(276c) White-Boxing Genetic Circuit Modeling: Absolute TF Binding Free Energies From Fluorescence Measurements
Every genetic circuit model in existence today has been parameterized with proportional data. Fluorescence. Absorbance. Luminescence. These measurements are only proxies for the cell's internal protein concentrations, and yet we use them to record the cell's internal dynamics and to measure the biophysics of its genetic parts. A first-principles biophysical model that uses proportional data will always be left with an unknown proportionality constant, and this unknown factor will depend on many extrinsic and ever-changing variables. Beyond the creation of community-wide measurement standards, we investigated whether a set of properly designed experiments could measure the instrinsic biophysical properties of a genetic part inside the cell, using only proportional fluorescence as the measurement output. We then asked whether this intrinsic knowledge could be used to predict the behavior of a family of synthetic genetic circuits.

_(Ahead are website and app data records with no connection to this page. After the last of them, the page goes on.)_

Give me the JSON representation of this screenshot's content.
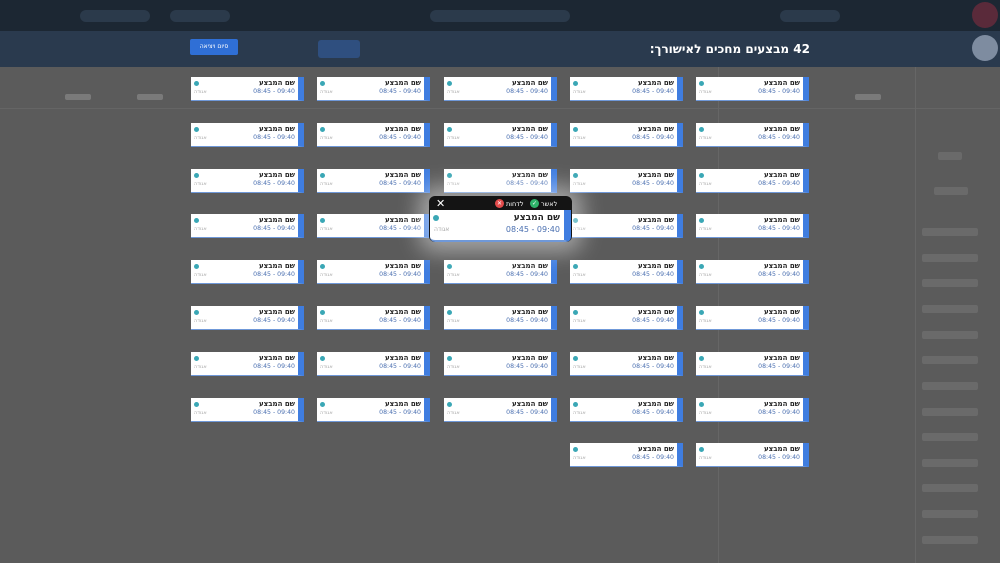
{
  "overlay": {
    "title": "42 מבצעים מחכים לאישורך:",
    "finish_label": "סיום ויציאה"
  },
  "card_template": {
    "name": "שם המבצע",
    "time": "08:45 - 09:40",
    "team": "אגודה"
  },
  "cards": {
    "columns": 5,
    "counts_per_column": [
      8,
      8,
      8,
      9,
      9
    ]
  },
  "focused_card": {
    "name": "שם המבצע",
    "time": "08:45 - 09:40",
    "team": "אגודה",
    "approve_label": "לאשר",
    "reject_label": "לדחות",
    "close_icon": "close-icon"
  },
  "colors": {
    "accent": "#3f7de0",
    "approve": "#2fb36a",
    "reject": "#e24b4b",
    "dot": "#3aa7b5"
  }
}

Specifically, we develop a high-throughput quantitative approach to measuring the absolute binding free energies of a transcription factor to its DNA operator sites, utilizing only protein reporters and fluorescence measurements. The expression output of the transcription factor's regulated promoter is recorded within a series of rationally designed genetic sandboxes that contain additional non-regulating TF-binding sites. Our first-principles quantitative model shows, and we experimentally demonstrate, that the ratio in fluorescence measurements between two genetic sandboxes yields a direct, absolute relationship to the TF's binding free energy, as measured in kcal/mol.
We validate this approach using three newly engineered repressors, measuring their TF binding free energies, and predicting the behaviors of entire families of genetic circuits. We validate these predictions experimentally and demonstrate that the resulting biophysical model of a TF-regulated promoter can predict its transcription rates across a wide range of TF expression levels. We use these models to identify optimal NOT-gate genetic circuits with maximal dynamic ranges and tunable input thresholds. The affirmative answers to our questions take us two steps closer to creating a genetic circuit engineering discipline that is free of context effects.